If P must be a party to any proceedings, with a litigation friend, and all the issues of access to representation and funding which that involves, this will inevitably be a lot less streamlined than Sir James Munby may have hoped, with consequences for delay, costs and the resources and time needed generally to get the huge number of cases through the process.
Law Commission review
Unfortunately, the ‘cavalry’ – the Law Commission proposals for reform of the whole system – is still some distance away. Though its consultation is due out in a few weeks on 7 July 2015, draft legislation is expected to be two years behind that in Summer 2017, and will take some time to implement, even if adopted. Though there may now be even more pressure to accelerate that timescale, with a debate in Parliament scheduled for tomorrow afternoon, it is hard to see any new system being in place sooner than 2018.
In the meantime, and despite the best attempts of some judges to pare back the impact of Cheshire West by finding ways to disapply it in community settings, we have the ongoing problem of widespread unlawful deprivation of liberty, potentially incurring significant liabilities and, for the community settings in particular where Dols cannot be used, the well intentioned attempt to produce a ‘streamlined’ route through the Court of Protection now in some confusion.
Worst of all words
We await any formal response from the Court of Protection or the Ministry of Justice with interest, but this is not just of academic interest.

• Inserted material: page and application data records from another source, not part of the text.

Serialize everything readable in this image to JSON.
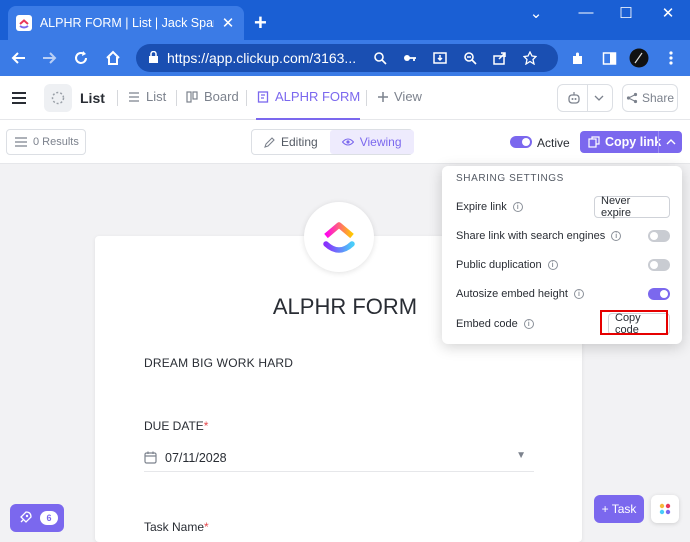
{
  "browser": {
    "tab_title": "ALPHR FORM | List | Jack Sparrow",
    "close_glyph": "✕",
    "newtab_glyph": "+",
    "url": "https://app.clickup.com/3163...",
    "window_controls": [
      "⌄",
      "—",
      "☐",
      "✕"
    ]
  },
  "header": {
    "list_title": "List",
    "views": [
      {
        "label": "List",
        "icon": "list-icon"
      },
      {
        "label": "Board",
        "icon": "board-icon"
      },
      {
        "label": "ALPHR FORM",
        "icon": "form-icon",
        "active": true
      },
      {
        "label": "View",
        "icon": "plus-icon"
      }
    ],
    "share_label": "Share"
  },
  "toolbar": {
    "results_label": "0 Results",
    "modes": [
      {
        "label": "Editing",
        "active": false
      },
      {
        "label": "Viewing",
        "active": true
      }
    ],
    "active_label": "Active",
    "active_on": true,
    "copy_link_label": "Copy link"
  },
  "form": {
    "title": "ALPHR FORM",
    "description": "DREAM BIG WORK HARD",
    "fields": [
      {
        "label": "DUE DATE",
        "required": true,
        "value": "07/11/2028"
      },
      {
        "label": "Task Name",
        "required": true
      }
    ],
    "required_mark": "*"
  },
  "sharing": {
    "title": "SHARING SETTINGS",
    "rows": [
      {
        "label": "Expire link",
        "control": "button",
        "value": "Never expire"
      },
      {
        "label": "Share link with search engines",
        "control": "toggle",
        "on": false
      },
      {
        "label": "Public duplication",
        "control": "toggle",
        "on": false
      },
      {
        "label": "Autosize embed height",
        "control": "toggle",
        "on": true
      },
      {
        "label": "Embed code",
        "control": "button",
        "value": "Copy code"
      }
    ]
  },
  "floating": {
    "badge_count": "6",
    "task_label": "+ Task"
  },
  "colors": {
    "accent": "#7b68ee",
    "chrome_tabstrip": "#1a5fd4",
    "chrome_toolbar": "#3b7be6",
    "highlight": "#e60000"
  }
}
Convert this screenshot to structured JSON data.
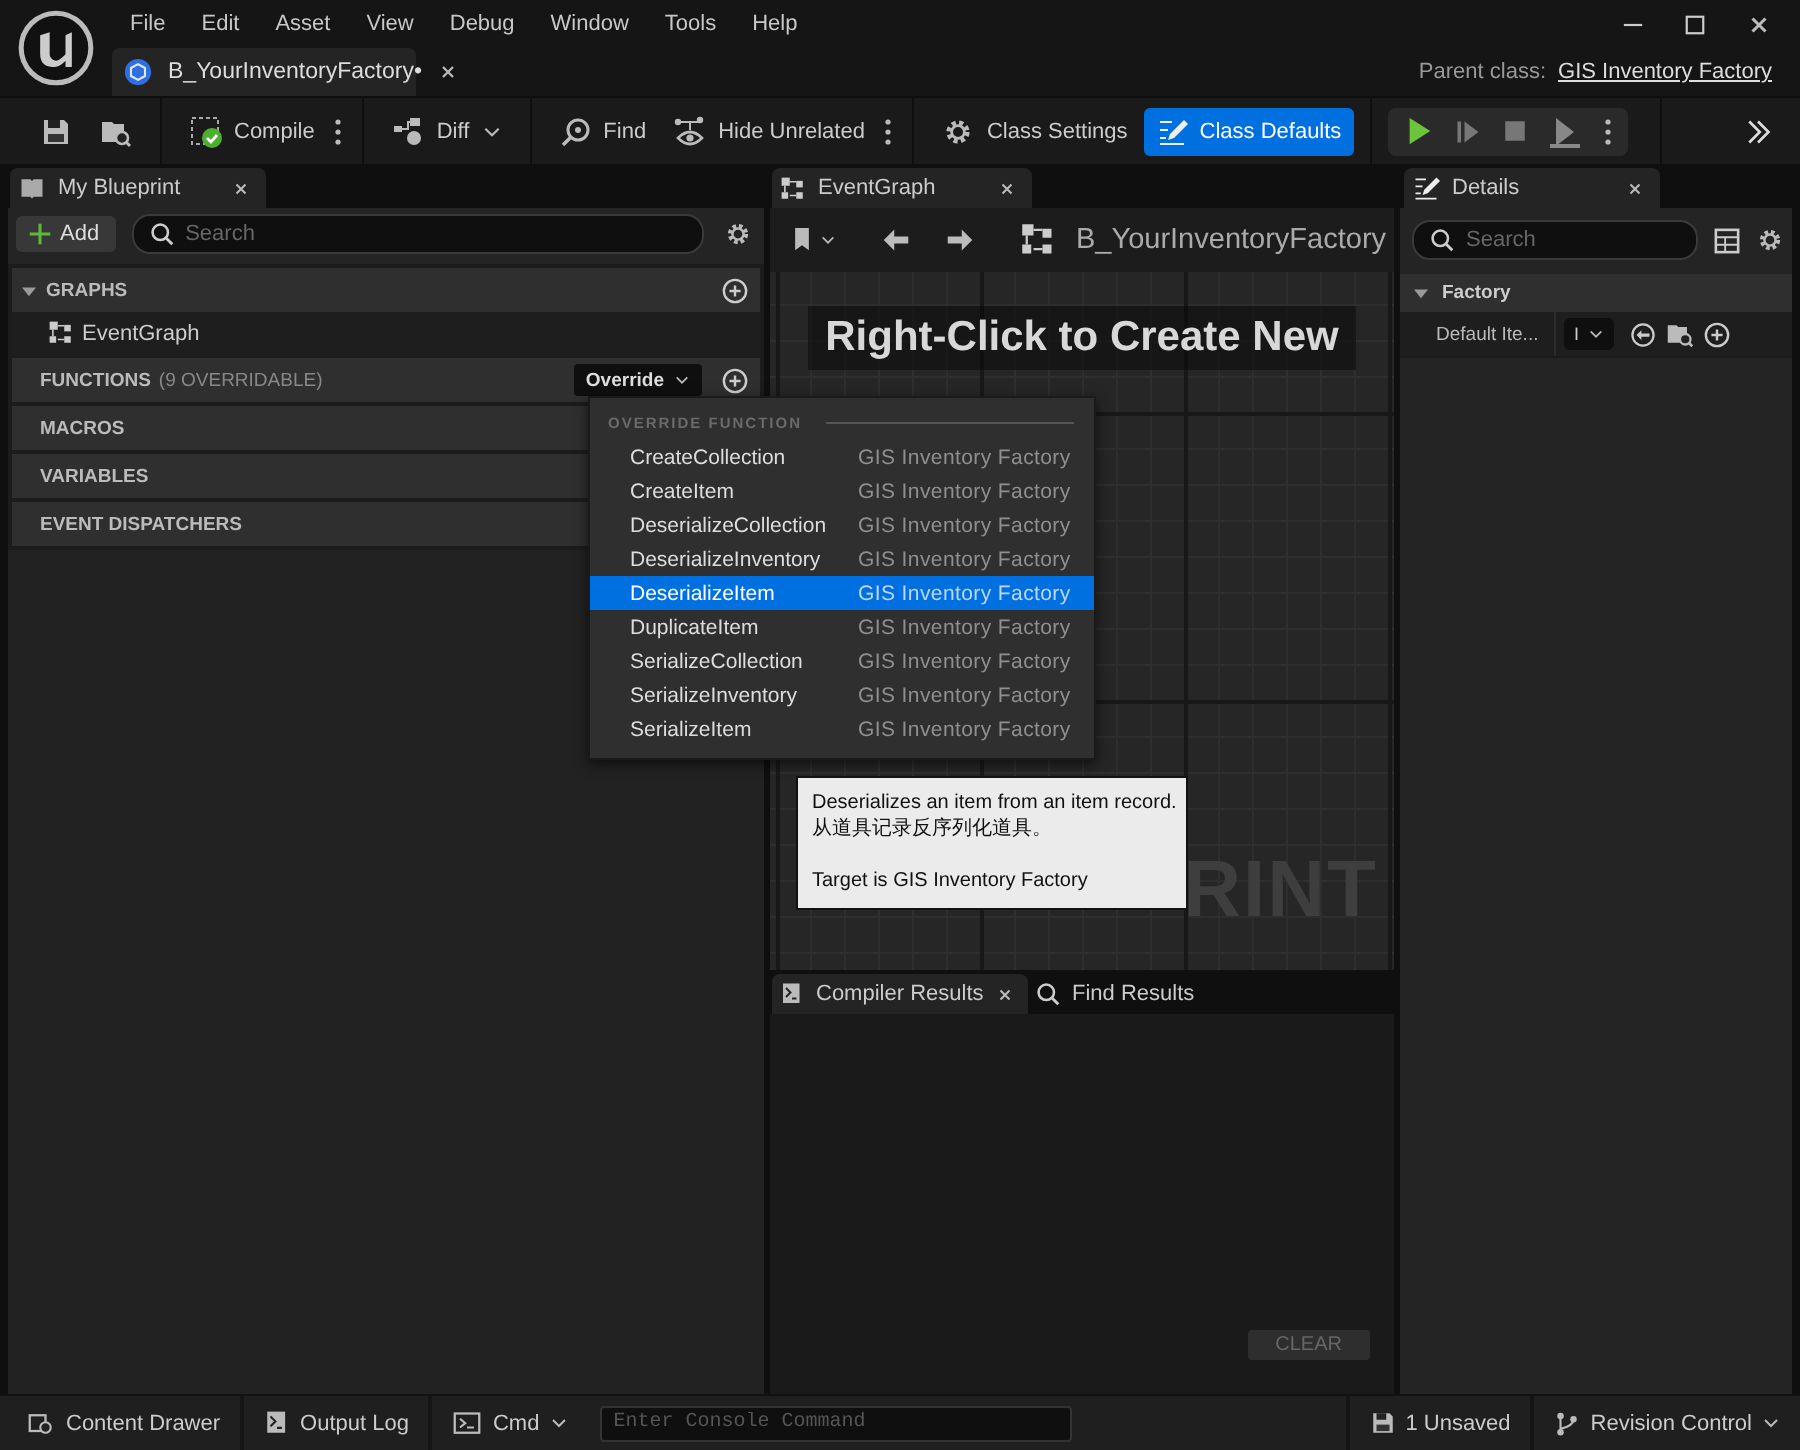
{
  "window": {
    "menu": [
      "File",
      "Edit",
      "Asset",
      "View",
      "Debug",
      "Window",
      "Tools",
      "Help"
    ],
    "document_tab": "B_YourInventoryFactory•",
    "parent_class_label": "Parent class:",
    "parent_class": "GIS Inventory Factory"
  },
  "toolbar": [
    {
      "kind": "compile",
      "label": "Compile",
      "active": false
    },
    {
      "kind": "diff",
      "label": "Diff",
      "active": false
    },
    {
      "kind": "find",
      "label": "Find",
      "active": false
    },
    {
      "kind": "hide",
      "label": "Hide Unrelated",
      "active": false
    },
    {
      "kind": "settings",
      "label": "Class Settings",
      "active": false
    },
    {
      "kind": "defaults",
      "label": "Class Defaults",
      "active": true
    }
  ],
  "my_blueprint": {
    "title": "My Blueprint",
    "add_label": "Add",
    "search_placeholder": "Search",
    "sections": [
      {
        "title": "GRAPHS",
        "items": [
          "EventGraph"
        ]
      },
      {
        "title": "FUNCTIONS",
        "note": "(9 OVERRIDABLE)",
        "dropdown": "Override"
      },
      {
        "title": "MACROS"
      },
      {
        "title": "VARIABLES"
      },
      {
        "title": "EVENT DISPATCHERS"
      }
    ]
  },
  "graph": {
    "tab": "EventGraph",
    "breadcrumb": "B_YourInventoryFactory",
    "hint": "Right-Click to Create New",
    "watermark": "RINT"
  },
  "results": {
    "tabs": [
      {
        "label": "Compiler Results",
        "selected": true
      },
      {
        "label": "Find Results",
        "selected": false
      }
    ],
    "clear": "CLEAR"
  },
  "details": {
    "title": "Details",
    "search_placeholder": "Search",
    "category": "Factory",
    "property": "Default Ite...",
    "value": "I"
  },
  "override_menu": {
    "heading": "OVERRIDE FUNCTION",
    "items": [
      {
        "name": "CreateCollection",
        "source": "GIS Inventory Factory",
        "selected": false
      },
      {
        "name": "CreateItem",
        "source": "GIS Inventory Factory",
        "selected": false
      },
      {
        "name": "DeserializeCollection",
        "source": "GIS Inventory Factory",
        "selected": false
      },
      {
        "name": "DeserializeInventory",
        "source": "GIS Inventory Factory",
        "selected": false
      },
      {
        "name": "DeserializeItem",
        "source": "GIS Inventory Factory",
        "selected": true
      },
      {
        "name": "DuplicateItem",
        "source": "GIS Inventory Factory",
        "selected": false
      },
      {
        "name": "SerializeCollection",
        "source": "GIS Inventory Factory",
        "selected": false
      },
      {
        "name": "SerializeInventory",
        "source": "GIS Inventory Factory",
        "selected": false
      },
      {
        "name": "SerializeItem",
        "source": "GIS Inventory Factory",
        "selected": false
      }
    ]
  },
  "tooltip": {
    "lines": [
      "Deserializes an item from an item record.",
      "从道具记录反序列化道具。"
    ],
    "target": "Target is GIS Inventory Factory"
  },
  "status_bar": {
    "content_drawer": "Content Drawer",
    "output_log": "Output Log",
    "cmd": "Cmd",
    "console_placeholder": "Enter Console Command",
    "unsaved": "1 Unsaved",
    "revision": "Revision Control"
  }
}
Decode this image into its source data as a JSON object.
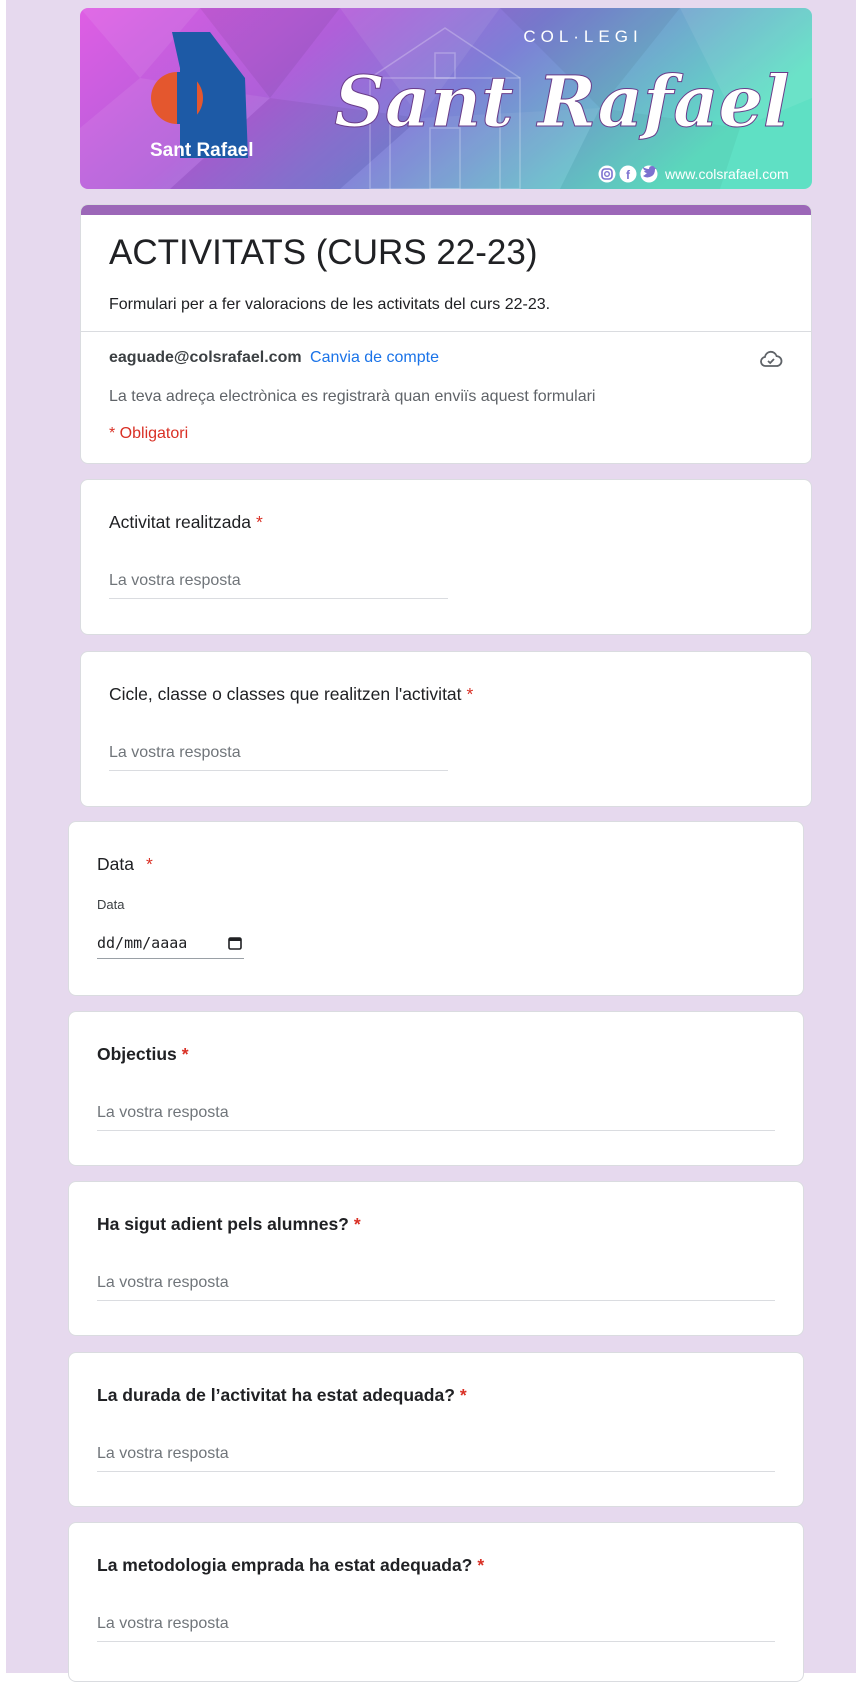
{
  "banner": {
    "small_caption": "COL·LEGI",
    "title": "Sant Rafael",
    "logo_text": "Sant Rafael",
    "website": "www.colsrafael.com",
    "social_icons": [
      "instagram-icon",
      "facebook-icon",
      "twitter-icon"
    ],
    "colors": {
      "pink": "#e063e6",
      "purple": "#7a6fd1",
      "teal": "#5fd9c6",
      "logo_blue": "#1d5aa6",
      "logo_orange": "#e4572e"
    }
  },
  "form": {
    "accent_color": "#9c67b8",
    "title": "ACTIVITATS (CURS 22-23)",
    "description": "Formulari per a fer valoracions de les activitats del curs 22-23.",
    "account_email": "eaguade@colsrafael.com",
    "switch_account": "Canvia de compte",
    "email_note": "La teva adreça electrònica es registrarà quan enviïs aquest formulari",
    "required_note": "* Obligatori"
  },
  "questions": [
    {
      "label": "Activitat realitzada",
      "required": "*",
      "placeholder": "La vostra resposta"
    },
    {
      "label": "Cicle, classe o classes que realitzen l'activitat",
      "required": "*",
      "placeholder": "La vostra resposta"
    },
    {
      "label": "Data",
      "required": "*",
      "sublabel": "Data",
      "value": "dd/mm/aaaa"
    },
    {
      "label": "Objectius",
      "required": "*",
      "placeholder": "La vostra resposta"
    },
    {
      "label": "Ha sigut adient pels alumnes?",
      "required": "*",
      "placeholder": "La vostra resposta"
    },
    {
      "label": "La durada de l’activitat ha estat adequada?",
      "required": "*",
      "placeholder": "La vostra resposta"
    },
    {
      "label": "La metodologia emprada ha estat adequada?",
      "required": "*",
      "placeholder": "La vostra resposta"
    }
  ]
}
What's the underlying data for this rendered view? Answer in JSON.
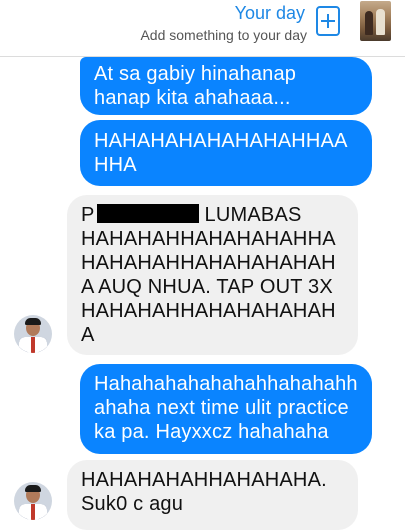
{
  "header": {
    "title": "Your day",
    "subtitle": "Add something to your day",
    "add_icon": "plus-square-icon",
    "thumbnail": "day-story-thumbnail"
  },
  "colors": {
    "accent": "#1e88e5",
    "outgoing_bubble": "#0a84ff",
    "incoming_bubble": "#f0f0f0"
  },
  "messages": [
    {
      "direction": "outgoing",
      "text": "At sa gabiy hinahanap hanap kita ahahaaa..."
    },
    {
      "direction": "outgoing",
      "text": "HAHAHAHAHAHAHAHHAA HHA"
    },
    {
      "direction": "incoming",
      "prefix": "P",
      "text": "LUMABAS HAHAHAHHAHAHAHAHHA HAHAHAHHAHAHAHAHAH A AUQ NHUA. TAP OUT 3X HAHAHAHHAHAHAHAHAH A"
    },
    {
      "direction": "outgoing",
      "text": "Hahahahahahahahhahahahh ahaha next time ulit practice ka pa. Hayxxcz hahahaha"
    },
    {
      "direction": "incoming",
      "text": "HAHAHAHAHHAHAHAHA. Suk0 c agu"
    }
  ]
}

At the frontline we risk being left with the worst of all worlds – with individuals identified as having rights without the practical means for these to be readily implemented, and already stretched public bodies with obligations that cannot practically be met. The cavalry cannot arrive soon enough!
Ben Troke is a partner at the law firm Browne Jacobson and head of its health and social care advisory team. This article was originally published in Browne Jacobson’s health law bulletin.
Original post from Community Care
‘…………£25m falls well short of local authority demands but will help manage caseload pressures triggered by Cheshire West judgement